If Annie and Adrian have answers to the subprime problem, WHY aren't they talking? Do you know how any homes and families they could save? They should be talking to Bernake, even to the president! Plainfield is important, but if they have all these great creative answers, ESPECIALLY what Annie learned in Business School, then PLEASE tell us NOW!!! Don't wait until January! People will lose their homes before then!!!

Anonymous said...

You may go to for a blog/discussion on Real Estate in NJ from the average man point of view [not the professionals who make commi$$ion$ on say how wonderful everything will be]

Dan said...

The Council cannot do anything for the individual finding themself in trouble with their mortgage.

But they can put pressure on lenders to advise when a property goes into foreclosure, maintain the property, pay the taxes and safeguard the property from squatters, copper thieves, etc.

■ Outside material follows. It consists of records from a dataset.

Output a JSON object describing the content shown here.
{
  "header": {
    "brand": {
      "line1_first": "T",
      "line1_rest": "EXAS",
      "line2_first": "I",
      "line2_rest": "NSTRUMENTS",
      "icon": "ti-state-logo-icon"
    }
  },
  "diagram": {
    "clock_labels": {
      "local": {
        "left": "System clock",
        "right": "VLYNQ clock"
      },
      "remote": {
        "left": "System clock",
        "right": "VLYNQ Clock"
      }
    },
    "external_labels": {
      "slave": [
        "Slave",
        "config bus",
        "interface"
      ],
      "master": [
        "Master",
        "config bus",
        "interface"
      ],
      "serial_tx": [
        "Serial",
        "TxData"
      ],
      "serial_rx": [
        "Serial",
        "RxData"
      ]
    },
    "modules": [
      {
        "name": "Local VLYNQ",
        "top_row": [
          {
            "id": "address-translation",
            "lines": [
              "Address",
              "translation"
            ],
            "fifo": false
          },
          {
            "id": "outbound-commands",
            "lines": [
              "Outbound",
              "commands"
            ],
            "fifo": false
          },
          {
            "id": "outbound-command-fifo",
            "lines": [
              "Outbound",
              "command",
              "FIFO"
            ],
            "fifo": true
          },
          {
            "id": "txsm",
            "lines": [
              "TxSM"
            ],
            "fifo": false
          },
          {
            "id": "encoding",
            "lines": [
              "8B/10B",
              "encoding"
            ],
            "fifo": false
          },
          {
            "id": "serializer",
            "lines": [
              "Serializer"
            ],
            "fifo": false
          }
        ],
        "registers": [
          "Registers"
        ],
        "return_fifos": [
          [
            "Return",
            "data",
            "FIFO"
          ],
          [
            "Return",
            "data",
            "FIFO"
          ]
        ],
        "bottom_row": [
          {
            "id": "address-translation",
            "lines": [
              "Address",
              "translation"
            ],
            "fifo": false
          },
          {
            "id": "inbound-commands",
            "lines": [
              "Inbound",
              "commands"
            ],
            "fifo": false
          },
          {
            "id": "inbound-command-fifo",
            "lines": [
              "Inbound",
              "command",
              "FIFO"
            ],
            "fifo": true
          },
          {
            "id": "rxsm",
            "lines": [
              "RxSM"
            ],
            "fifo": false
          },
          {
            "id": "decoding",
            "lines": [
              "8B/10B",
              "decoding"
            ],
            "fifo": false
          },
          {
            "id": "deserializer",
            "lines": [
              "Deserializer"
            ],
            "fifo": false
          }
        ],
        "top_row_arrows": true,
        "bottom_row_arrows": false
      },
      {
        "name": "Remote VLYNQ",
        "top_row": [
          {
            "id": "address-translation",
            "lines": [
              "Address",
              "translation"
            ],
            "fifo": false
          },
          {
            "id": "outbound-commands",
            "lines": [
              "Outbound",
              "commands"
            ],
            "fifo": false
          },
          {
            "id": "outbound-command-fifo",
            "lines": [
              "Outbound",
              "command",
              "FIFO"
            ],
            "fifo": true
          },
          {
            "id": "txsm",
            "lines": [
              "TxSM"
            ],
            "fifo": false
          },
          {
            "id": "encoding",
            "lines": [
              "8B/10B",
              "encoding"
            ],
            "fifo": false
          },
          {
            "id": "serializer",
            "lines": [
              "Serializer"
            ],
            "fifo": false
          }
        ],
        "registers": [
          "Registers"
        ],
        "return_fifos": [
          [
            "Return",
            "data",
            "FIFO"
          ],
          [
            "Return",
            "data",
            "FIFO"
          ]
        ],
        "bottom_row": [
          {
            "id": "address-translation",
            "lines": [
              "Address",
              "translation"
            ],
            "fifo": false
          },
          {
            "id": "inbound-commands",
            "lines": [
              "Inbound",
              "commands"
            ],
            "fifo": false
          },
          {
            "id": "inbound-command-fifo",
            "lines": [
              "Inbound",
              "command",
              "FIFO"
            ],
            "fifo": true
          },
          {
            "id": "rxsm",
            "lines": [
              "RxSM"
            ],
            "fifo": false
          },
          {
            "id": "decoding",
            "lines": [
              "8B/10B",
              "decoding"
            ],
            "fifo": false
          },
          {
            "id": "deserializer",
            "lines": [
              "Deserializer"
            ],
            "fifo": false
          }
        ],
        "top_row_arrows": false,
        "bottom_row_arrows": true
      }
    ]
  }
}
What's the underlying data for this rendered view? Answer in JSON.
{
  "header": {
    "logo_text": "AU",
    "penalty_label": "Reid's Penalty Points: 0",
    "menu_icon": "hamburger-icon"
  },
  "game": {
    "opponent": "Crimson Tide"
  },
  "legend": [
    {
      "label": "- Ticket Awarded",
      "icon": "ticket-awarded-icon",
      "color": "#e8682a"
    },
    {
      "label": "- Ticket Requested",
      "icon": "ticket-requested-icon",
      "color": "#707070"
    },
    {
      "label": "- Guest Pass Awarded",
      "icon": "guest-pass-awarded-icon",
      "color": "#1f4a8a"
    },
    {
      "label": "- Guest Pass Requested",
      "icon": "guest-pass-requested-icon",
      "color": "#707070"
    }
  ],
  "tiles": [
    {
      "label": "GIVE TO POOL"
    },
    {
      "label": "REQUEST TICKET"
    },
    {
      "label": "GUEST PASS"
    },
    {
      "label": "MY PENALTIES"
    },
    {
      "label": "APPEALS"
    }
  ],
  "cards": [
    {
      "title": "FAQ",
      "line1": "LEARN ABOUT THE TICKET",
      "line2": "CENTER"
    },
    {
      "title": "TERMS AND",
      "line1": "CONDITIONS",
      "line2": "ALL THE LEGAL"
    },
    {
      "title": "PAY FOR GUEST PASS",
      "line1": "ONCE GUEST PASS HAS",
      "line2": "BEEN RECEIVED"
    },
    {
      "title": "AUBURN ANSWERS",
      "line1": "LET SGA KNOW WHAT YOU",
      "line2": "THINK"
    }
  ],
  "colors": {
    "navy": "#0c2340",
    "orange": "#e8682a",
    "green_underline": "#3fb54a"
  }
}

More than that is going to take a new President...which will have come January 21, 2009.